Your browser doesn't support javascript.
Show: 20 | 50 | 100
Results 1 - 2 de 2
Add filters

Document Type
Year range
American Journal of Respiratory and Critical Care Medicine ; 205(1), 2022.
Article in English | EMBASE | ID: covidwho-1927763

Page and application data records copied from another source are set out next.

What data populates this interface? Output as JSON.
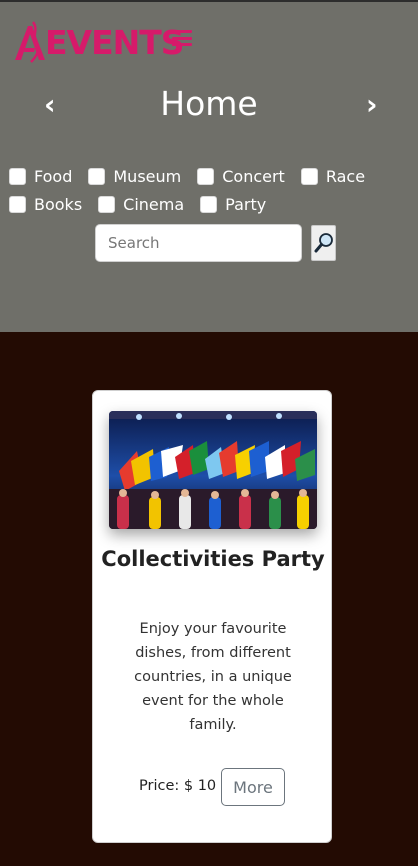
{
  "header": {
    "logo_text": "A EVENTS",
    "logo_suffix": "EVENTS",
    "title": "Home",
    "prev_arrow": "‹",
    "next_arrow": "›",
    "brand_color": "#d61a6a",
    "background": "#6f6f69"
  },
  "filters": {
    "row1": [
      "Food",
      "Museum",
      "Concert",
      "Race"
    ],
    "row2": [
      "Books",
      "Cinema",
      "Party"
    ]
  },
  "search": {
    "placeholder": "Search",
    "value": "",
    "button_icon": "magnifier-icon"
  },
  "event": {
    "title": "Collectivities Party",
    "description": "Enjoy your favourite dishes, from different countries, in a unique event for the whole family.",
    "price_label": "Price: $ 10",
    "more_label": "More",
    "image": "crowd-with-flags-on-stage"
  },
  "colors": {
    "page_background": "#230b03",
    "card_background": "#ffffff"
  }
}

Airway abnormalities may be due to a multitude of conditions. Symptoms do not occur until there is very significant narrowing, and therefore these conditions are often incidentally found. It is important to consider a broad differential.This case is a 47 year old woman with history of mild intermittent asthma and chronic sinusitis who presented to the emergency department with four weeks of malaise, shortness of breath, cough, and two days of hemoptysis. On CT imaging she was found to have tracheal wall thickening, calcifications and projections along the trachea, as well as extensive right upper and middle lobe, and lingular ground glass opacities as seen in figure 1. With hindsight, similar tracheal abnormalities were noted on chest x-ray in 2019. During admission, ENT was consulted and she was noted to have saddle nose deformity. Nasal biopsy was performed and revealed evidence of chronic inflammation, but no other abnormalities. Extensive workup was performed including rheumatologic workup with mildly positive ANA, mildly elevated ESR and CRP, negative ANCAs, MPO, PR3, RF. Bronchoscopy was pursued and direct visualization of nodules were noted along the anterior and lateral aspects of the trachea, as well as narrowing of the right upper lobe segmental bronchi, also seen in figure 1. Bronchoalveolar lavage cultures revealed Citrobacter freundii complex, Group G beta hemolytic streptococcus, Providencia rettgeri, Enterococcus avium, Pseudomonas aeruginosa, Klebsiella pneumoniae, in addition to rhinovirus and COVID-19. Biopsy was not performed due to patient intolerance of the procedure and desaturation. Ultimately, the pulmonary infiltrates were felt to be a separate process from the tracheal nodules. She improved clinically, and was discharged on antibiotic therapy with a plan for close outpatient follow up.Tracheobronchopathia osteochondroplastica (TO) is a rare condition. Imaging is often the first clue, as symptoms come late in disease course. The differential diagnosis of imaging findings consistent with TO include relapsing polychondritis, granulomatosis with polyangiitis, amyloidosis, along with a host of others. Diagnosis of TO often requires multidisciplinary involvement to evaluate other etiologies,and ultimately bronchoscopy for direct visualization. (Table Presented).